» Exercise directions: Word for word, retype every line of the data.

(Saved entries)
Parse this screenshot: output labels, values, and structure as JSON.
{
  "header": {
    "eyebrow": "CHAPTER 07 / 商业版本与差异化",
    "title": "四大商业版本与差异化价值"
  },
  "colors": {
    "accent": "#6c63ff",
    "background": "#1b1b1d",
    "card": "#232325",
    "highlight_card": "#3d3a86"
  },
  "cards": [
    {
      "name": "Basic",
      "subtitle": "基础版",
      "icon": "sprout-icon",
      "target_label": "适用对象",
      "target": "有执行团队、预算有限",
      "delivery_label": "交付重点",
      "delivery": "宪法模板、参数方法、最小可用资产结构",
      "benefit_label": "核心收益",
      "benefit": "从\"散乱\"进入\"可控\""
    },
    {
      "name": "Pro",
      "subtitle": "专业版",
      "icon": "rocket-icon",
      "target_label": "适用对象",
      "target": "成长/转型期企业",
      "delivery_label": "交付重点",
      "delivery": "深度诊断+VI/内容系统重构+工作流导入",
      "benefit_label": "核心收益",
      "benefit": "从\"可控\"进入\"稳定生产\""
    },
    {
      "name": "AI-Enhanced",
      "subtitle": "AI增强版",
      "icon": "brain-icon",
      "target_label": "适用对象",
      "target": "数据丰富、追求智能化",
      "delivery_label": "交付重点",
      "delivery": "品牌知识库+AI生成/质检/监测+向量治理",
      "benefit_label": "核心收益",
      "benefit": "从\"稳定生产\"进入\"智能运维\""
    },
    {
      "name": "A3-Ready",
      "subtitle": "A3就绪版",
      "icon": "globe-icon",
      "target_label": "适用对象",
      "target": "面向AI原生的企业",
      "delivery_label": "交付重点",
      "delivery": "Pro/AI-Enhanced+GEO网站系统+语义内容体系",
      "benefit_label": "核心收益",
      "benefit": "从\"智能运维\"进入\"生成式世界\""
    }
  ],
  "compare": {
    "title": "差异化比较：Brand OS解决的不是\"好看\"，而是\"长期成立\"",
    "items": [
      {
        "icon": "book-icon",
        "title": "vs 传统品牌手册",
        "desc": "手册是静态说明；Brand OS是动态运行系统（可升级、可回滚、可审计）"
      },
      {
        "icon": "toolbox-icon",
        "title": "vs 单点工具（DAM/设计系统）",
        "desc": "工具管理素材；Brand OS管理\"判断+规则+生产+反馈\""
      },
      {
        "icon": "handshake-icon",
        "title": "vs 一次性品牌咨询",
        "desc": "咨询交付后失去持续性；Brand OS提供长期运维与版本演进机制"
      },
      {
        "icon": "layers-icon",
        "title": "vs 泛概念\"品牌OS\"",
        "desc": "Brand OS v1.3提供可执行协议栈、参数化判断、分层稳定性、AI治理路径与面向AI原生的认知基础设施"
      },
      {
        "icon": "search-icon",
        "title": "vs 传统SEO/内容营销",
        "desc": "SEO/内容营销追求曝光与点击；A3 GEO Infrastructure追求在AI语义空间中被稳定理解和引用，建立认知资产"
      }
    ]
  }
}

» Answer space:
Parse this screenshot: output labels, values, and structure as JSON.
{
  "header": {
    "eyebrow": "CHAPTER 07 / 商业版本与差异化",
    "title": "四大商业版本与差异化价值"
  },
  "colors": {
    "accent": "#6c63ff",
    "background": "#1b1b1d",
    "card": "#232325",
    "highlight_card": "#3d3a86"
  },
  "cards": [
    {
      "name": "Basic",
      "subtitle": "基础版",
      "icon": "sprout-icon",
      "target_label": "适用对象",
      "target": "有执行团队、预算有限",
      "delivery_label": "交付重点",
      "delivery": "宪法模板、参数方法、最小可用资产结构",
      "benefit_label": "核心收益",
      "benefit": "从\"散乱\"进入\"可控\""
    },
    {
      "name": "Pro",
      "subtitle": "专业版",
      "icon": "rocket-icon",
      "target_label": "适用对象",
      "target": "成长/转型期企业",
      "delivery_label": "交付重点",
      "delivery": "深度诊断+VI/内容系统重构+工作流导入",
      "benefit_label": "核心收益",
      "benefit": "从\"可控\"进入\"稳定生产\""
    },
    {
      "name": "AI-Enhanced",
      "subtitle": "AI增强版",
      "icon": "brain-icon",
      "target_label": "适用对象",
      "target": "数据丰富、追求智能化",
      "delivery_label": "交付重点",
      "delivery": "品牌知识库+AI生成/质检/监测+向量治理",
      "benefit_label": "核心收益",
      "benefit": "从\"稳定生产\"进入\"智能运维\""
    },
    {
      "name": "A3-Ready",
      "subtitle": "A3就绪版",
      "icon": "globe-icon",
      "target_label": "适用对象",
      "target": "面向AI原生的企业",
      "delivery_label": "交付重点",
      "delivery": "Pro/AI-Enhanced+GEO网站系统+语义内容体系",
      "benefit_label": "核心收益",
      "benefit": "从\"智能运维\"进入\"生成式世界\""
    }
  ],
  "compare": {
    "title": "差异化比较：Brand OS解决的不是\"好看\"，而是\"长期成立\"",
    "items": [
      {
        "icon": "book-icon",
        "title": "vs 传统品牌手册",
        "desc": "手册是静态说明；Brand OS是动态运行系统（可升级、可回滚、可审计）"
      },
      {
        "icon": "toolbox-icon",
        "title": "vs 单点工具（DAM/设计系统）",
        "desc": "工具管理素材；Brand OS管理\"判断+规则+生产+反馈\""
      },
      {
        "icon": "handshake-icon",
        "title": "vs 一次性品牌咨询",
        "desc": "咨询交付后失去持续性；Brand OS提供长期运维与版本演进机制"
      },
      {
        "icon": "layers-icon",
        "title": "vs 泛概念\"品牌OS\"",
        "desc": "Brand OS v1.3提供可执行协议栈、参数化判断、分层稳定性、AI治理路径与面向AI原生的认知基础设施"
      },
      {
        "icon": "search-icon",
        "title": "vs 传统SEO/内容营销",
        "desc": "SEO/内容营销追求曝光与点击；A3 GEO Infrastructure追求在AI语义空间中被稳定理解和引用，建立认知资产"
      }
    ]
  }
}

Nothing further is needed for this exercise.